Moreover, the case cited by plaintiff for the proposition that venue may be based upon the sale of a defendant corporation's products in the forum, Tefal, S.A. v. Products Intern. Co., 529 F.2d 495 (3d Cir. 1976), is not applicable to the residence question. The venue issue in that case was where the claim arose, not defendant's residence. Thus, if venue is to be sustained on the basis of defendant's residence in the Eastern District a closer inquiry into the nature of its presence here must be undertaken. The present record does not establish that it is a resident of this district.
In contract actions the simplest and most logical answer to the question of where the claim arose is place of performance. See, Moore's Federal Practice, § 0.1425.2 at 1435 (2d Ed. 1985). This is a particularly practical course to follow where the claim is for breach of contract in that breach often occurs at place of performance.
Plaintiff in this case contends that performance on its part and defendant's breach both occurred in this district in that Gold Bond received the goods at Clark's Lancaster plant and was to remit payment there. Defendant claims that performance on its part, payment, was due in plaintiff's New York office. Gold Bond also claims that its receipt of the goods in Lancaster was plaintiff's choice, and so venue should not be based on that contact. Insofar as the latter argument is applied to the issue of Gold Bond's residence in this district, it is persuasive, but it loses its cogency when applied to the issue of where the claim arose. It is logical that the decision as to a corporate defendant's residence in a particular district should not be based solely upon its activities incident to the transaction in issue, particularly where it appears that those activities would not subject it to the forum's licensing requirements. However, those activities are viewed differently and assume more importance when the issue is where the claim arose. In that context, plaintiff's contacts with the forum are also weighed, along with the terms of the contract itself.
Place of delivery is ordinarily a contract term subject to negotiation between the parties. Nothing in the record suggests that there is such disparity of position between the two corporate parties to this action that Gold Bond was prevented from participating in the choice of Lancaster as plaintiff's place of performance. Moreover, if defendant normally paid for plaintiff's goods at the Lancaster plant and was to do so for the contract involved in this case, defendant's performance was due in Lancaster as well. As noted, however, defendant disputes plaintiff's factual allegations on that point.

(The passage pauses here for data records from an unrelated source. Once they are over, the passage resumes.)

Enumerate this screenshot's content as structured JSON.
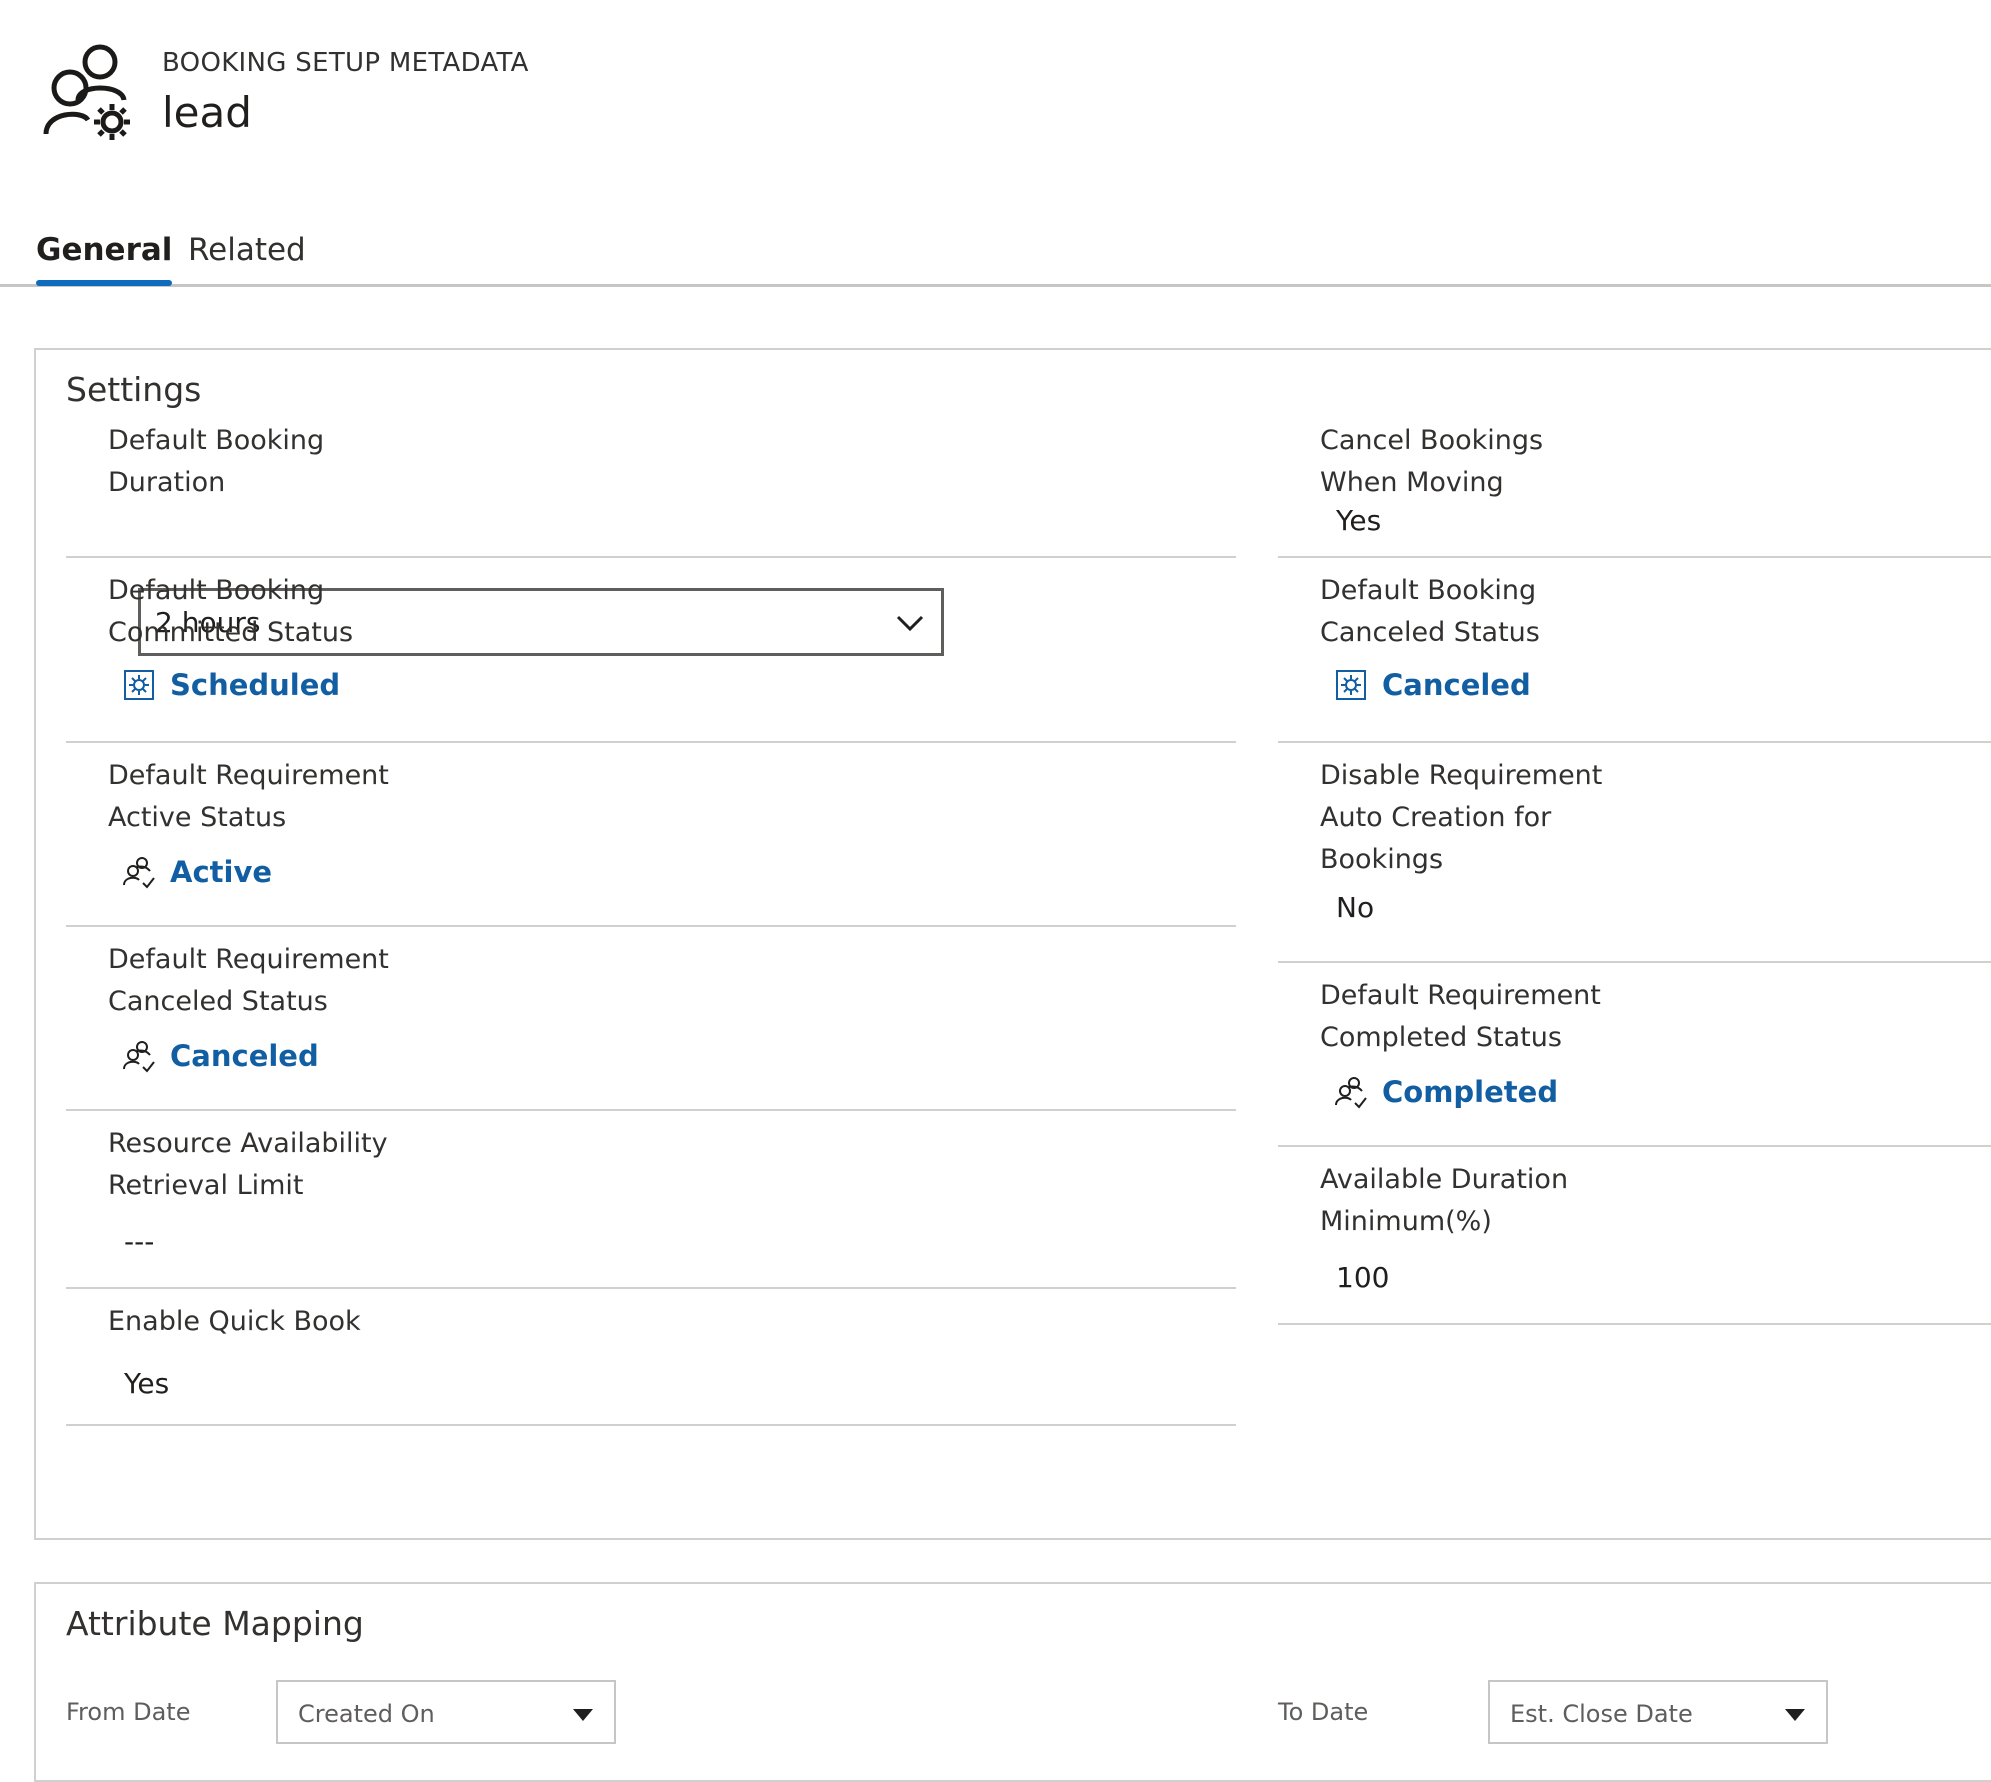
{
  "header": {
    "entity_type": "BOOKING SETUP METADATA",
    "entity_name": "lead",
    "icon": "people-gear-icon"
  },
  "tabs": [
    {
      "label": "General",
      "selected": true
    },
    {
      "label": "Related",
      "selected": false
    }
  ],
  "settings": {
    "title": "Settings",
    "left": [
      {
        "label": "Default Booking\nDuration",
        "type": "dropdown",
        "value": "2 hours"
      },
      {
        "label": "Default Booking\nCommitted Status",
        "type": "lookup",
        "value": "Scheduled",
        "icon": "booking-status-icon"
      },
      {
        "label": "Default Requirement\nActive Status",
        "type": "lookup",
        "value": "Active",
        "icon": "requirement-status-icon"
      },
      {
        "label": "Default Requirement\nCanceled Status",
        "type": "lookup",
        "value": "Canceled",
        "icon": "requirement-status-icon"
      },
      {
        "label": "Resource Availability\nRetrieval Limit",
        "type": "text",
        "value": "---"
      },
      {
        "label": "Enable Quick Book",
        "type": "text",
        "value": "Yes"
      }
    ],
    "right": [
      {
        "label": "Cancel Bookings\nWhen Moving",
        "type": "text",
        "value": "Yes"
      },
      {
        "label": "Default Booking\nCanceled Status",
        "type": "lookup",
        "value": "Canceled",
        "icon": "booking-status-icon"
      },
      {
        "label": "Disable Requirement\nAuto Creation for\nBookings",
        "type": "text",
        "value": "No"
      },
      {
        "label": "Default Requirement\nCompleted Status",
        "type": "lookup",
        "value": "Completed",
        "icon": "requirement-status-icon"
      },
      {
        "label": "Available Duration\nMinimum(%)",
        "type": "text",
        "value": "100"
      }
    ]
  },
  "attribute_mapping": {
    "title": "Attribute Mapping",
    "from_label": "From Date",
    "from_value": "Created On",
    "to_label": "To Date",
    "to_value": "Est. Close Date"
  },
  "colors": {
    "accent": "#0f6cbd",
    "link": "#115ea3",
    "border": "#d2d0ce"
  }
}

In summary, it appears from the present record that although Gold Bond is not a resident of this district for venue purposes, the claim did arise here. Still, the question of sufficiency of contacts even on that issue is close enough to warrant discovery. If discovery is to be undertaken, however, it should include further inquiry into the issue of defendant's residence as well. Accordingly, the Court will order discovery limited to providing such information ...